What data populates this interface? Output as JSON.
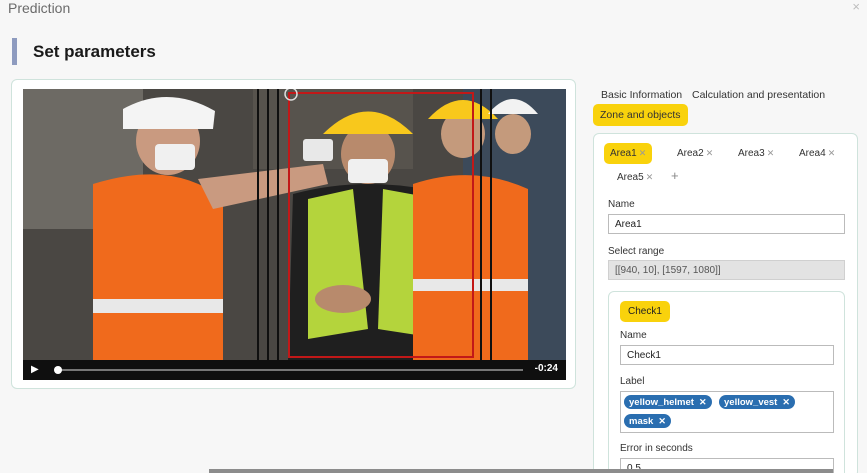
{
  "window": {
    "title": "Prediction",
    "close_icon": "close-icon"
  },
  "header": {
    "title": "Set parameters",
    "accent_color": "#8e9bbf"
  },
  "video": {
    "time_remaining": "-0:24",
    "progress": 0.0
  },
  "tabs": [
    {
      "label": "Basic Information",
      "active": false
    },
    {
      "label": "Calculation and presentation",
      "active": false
    },
    {
      "label": "Zone and objects",
      "active": true
    }
  ],
  "areas": [
    {
      "label": "Area1",
      "active": true
    },
    {
      "label": "Area2",
      "active": false
    },
    {
      "label": "Area3",
      "active": false
    },
    {
      "label": "Area4",
      "active": false
    },
    {
      "label": "Area5",
      "active": false
    }
  ],
  "area_add_label": "+",
  "remove_glyph": "✕",
  "form": {
    "name_label": "Name",
    "name_value": "Area1",
    "range_label": "Select range",
    "range_value": "[[940, 10], [1597, 1080]]"
  },
  "check": {
    "chip_label": "Check1",
    "name_label": "Name",
    "name_value": "Check1",
    "label_label": "Label",
    "tags": [
      "yellow_helmet",
      "yellow_vest",
      "mask"
    ],
    "error_label": "Error in seconds",
    "error_value": "0.5"
  },
  "colors": {
    "active_tab": "#f9d20c",
    "tag": "#2a6eb0",
    "panel_border": "#cfe3dc"
  }
}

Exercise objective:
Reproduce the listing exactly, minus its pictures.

Reply to the task:
What data populates this interface? Output as JSON.
{
  "window": {
    "title": "Prediction",
    "close_icon": "close-icon"
  },
  "header": {
    "title": "Set parameters",
    "accent_color": "#8e9bbf"
  },
  "video": {
    "time_remaining": "-0:24",
    "progress": 0.0
  },
  "tabs": [
    {
      "label": "Basic Information",
      "active": false
    },
    {
      "label": "Calculation and presentation",
      "active": false
    },
    {
      "label": "Zone and objects",
      "active": true
    }
  ],
  "areas": [
    {
      "label": "Area1",
      "active": true
    },
    {
      "label": "Area2",
      "active": false
    },
    {
      "label": "Area3",
      "active": false
    },
    {
      "label": "Area4",
      "active": false
    },
    {
      "label": "Area5",
      "active": false
    }
  ],
  "area_add_label": "+",
  "remove_glyph": "✕",
  "form": {
    "name_label": "Name",
    "name_value": "Area1",
    "range_label": "Select range",
    "range_value": "[[940, 10], [1597, 1080]]"
  },
  "check": {
    "chip_label": "Check1",
    "name_label": "Name",
    "name_value": "Check1",
    "label_label": "Label",
    "tags": [
      "yellow_helmet",
      "yellow_vest",
      "mask"
    ],
    "error_label": "Error in seconds",
    "error_value": "0.5"
  },
  "colors": {
    "active_tab": "#f9d20c",
    "tag": "#2a6eb0",
    "panel_border": "#cfe3dc"
  }
}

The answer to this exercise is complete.